Cascade Business News - Dental Implants a Conservative Option for Replacing Missing Teeth
October 5, 2011 | By Eric Cadwell DDS MBA
For the 178 million adults in the US that have lost at least one tooth, the most common treatment over the past century has been a “bridge”, in which a dentist places a false tooth into the space by connecting it to the adjacent teeth. This has been an excellent treatment that has served patients well for many years, and continues to be used extensively today. However, today’s technologies and materials provide us with more alternatives than ever before, including the use of a “dental implant” to replace a missing tooth in many cases.
A dental implant usually consists of a threaded titanium post that is surgically placed into the jawbone below the gumline. The bones in our body love titanium, and the implant eventually becomes fused with the bone around it, making a strong new “root” for the tooth. A new crown is then placed on the implant that looks and feels just like the other teeth in the mouth.
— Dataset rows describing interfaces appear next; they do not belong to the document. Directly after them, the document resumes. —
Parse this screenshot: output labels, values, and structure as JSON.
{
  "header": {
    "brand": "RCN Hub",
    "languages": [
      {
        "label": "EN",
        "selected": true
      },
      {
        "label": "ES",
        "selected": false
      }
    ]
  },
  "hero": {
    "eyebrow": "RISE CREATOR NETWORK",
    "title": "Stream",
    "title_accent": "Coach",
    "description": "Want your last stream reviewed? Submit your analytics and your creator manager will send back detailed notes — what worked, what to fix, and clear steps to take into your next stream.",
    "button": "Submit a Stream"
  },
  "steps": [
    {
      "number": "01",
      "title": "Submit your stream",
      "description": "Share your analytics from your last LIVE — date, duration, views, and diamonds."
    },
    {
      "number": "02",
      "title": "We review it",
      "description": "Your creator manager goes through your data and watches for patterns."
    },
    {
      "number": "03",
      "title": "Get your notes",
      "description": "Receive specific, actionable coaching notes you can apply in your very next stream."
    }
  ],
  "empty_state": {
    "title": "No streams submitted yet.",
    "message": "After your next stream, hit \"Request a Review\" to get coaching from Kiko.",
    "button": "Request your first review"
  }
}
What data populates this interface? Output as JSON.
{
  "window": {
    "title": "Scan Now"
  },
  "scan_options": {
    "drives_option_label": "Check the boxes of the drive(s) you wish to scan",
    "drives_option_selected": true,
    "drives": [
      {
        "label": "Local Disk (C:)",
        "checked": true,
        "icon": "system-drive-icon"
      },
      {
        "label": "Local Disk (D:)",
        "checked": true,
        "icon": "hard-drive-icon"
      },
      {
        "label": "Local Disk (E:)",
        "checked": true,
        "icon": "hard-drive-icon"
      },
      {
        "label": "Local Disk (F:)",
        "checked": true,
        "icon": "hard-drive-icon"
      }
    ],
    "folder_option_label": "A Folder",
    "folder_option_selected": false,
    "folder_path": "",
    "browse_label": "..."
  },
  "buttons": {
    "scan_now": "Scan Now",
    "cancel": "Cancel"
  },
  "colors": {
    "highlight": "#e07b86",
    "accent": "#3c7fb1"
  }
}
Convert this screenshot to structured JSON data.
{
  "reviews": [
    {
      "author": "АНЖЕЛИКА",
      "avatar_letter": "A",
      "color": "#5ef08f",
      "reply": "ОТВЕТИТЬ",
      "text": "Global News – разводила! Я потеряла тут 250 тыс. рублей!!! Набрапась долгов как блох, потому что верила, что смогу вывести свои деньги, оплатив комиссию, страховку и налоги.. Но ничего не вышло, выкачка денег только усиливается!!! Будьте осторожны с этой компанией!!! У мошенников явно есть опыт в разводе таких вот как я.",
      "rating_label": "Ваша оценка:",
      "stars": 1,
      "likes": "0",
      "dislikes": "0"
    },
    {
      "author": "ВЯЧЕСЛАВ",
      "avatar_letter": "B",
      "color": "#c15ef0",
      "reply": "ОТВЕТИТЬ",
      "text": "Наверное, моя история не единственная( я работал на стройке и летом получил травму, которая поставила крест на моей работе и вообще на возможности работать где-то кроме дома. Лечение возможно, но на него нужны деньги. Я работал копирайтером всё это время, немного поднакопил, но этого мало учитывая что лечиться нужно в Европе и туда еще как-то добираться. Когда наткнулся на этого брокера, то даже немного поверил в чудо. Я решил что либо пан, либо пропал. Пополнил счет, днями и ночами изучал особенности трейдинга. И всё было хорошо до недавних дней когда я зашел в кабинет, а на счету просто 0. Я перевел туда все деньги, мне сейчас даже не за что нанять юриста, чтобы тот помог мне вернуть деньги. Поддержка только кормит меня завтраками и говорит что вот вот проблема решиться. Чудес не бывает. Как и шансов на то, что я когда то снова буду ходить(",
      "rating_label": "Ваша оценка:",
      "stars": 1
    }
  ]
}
The procedure is relatively quick and painless, with only mild discomfort around the surgical area for 1-2 days – similar to that of a traditional crown or bridge; however, the benefits are much greater.
Dental implants are very easy to care for, since the new tooth can be brushed and flossed just like normal. There is also reduced risk of new cavities with a dental implant, since it is not attached to the teeth on either side. For the same reason, dental implants are more conservative, since they do not usually require any changes to the adjacent teeth, leaving more of the natural tooth structure untouched. But most importantly, dental implants are also longer lasting and more successful than traditional bridges over time.
According to data published by the Journal of the American Dental Association (JADA) and others, the average lifespan of a bridge can be just a few years to many decades. The most optimistic studies show that up to 84% of bridges were still in place at 20 years, with the most common cause of failure as cavities in the adjacent teeth. Similar studies of dental implants show a survival rate of approximately 95% over the same time period, most likely owing to the fact that they are easier to clean and care for than bridges.
Of course, a dental implant is not for everyone or every situation. There are still drawbacks, such as increased waiting time. Often, it can take 3-6 months following an implant placement before a crown can be put on. Costs can also vary widely depending on the dentist’s fees and the complexity of the case, but in some dental offices the cost of a complete implant treatment is similar to replacing the same tooth with a bridge. Dental implants are not indicated for patients who have received IV bisphosphonate medications for cancer treatment or osteoporosis, have uncontrolled diabetes or uncontrolled periodontal bone loss. There are also some restrictions for people who have taken pills for osteoporosis treatment, such as Fosamax or Boniva. People that smoke are also 5 times more likely to have a dental implant failure.
However, when used appropriately, a dental implant is an excellent method for replacing missing teeth that is comfortable, low-maintenance, long-lasting, and beautiful. There is a reason that the number of dental implants placed annually in the US has increased more than 10-fold since 1983. It appears that dental implants have become the state of the art in dentistry for replacing missing teeth in many cases.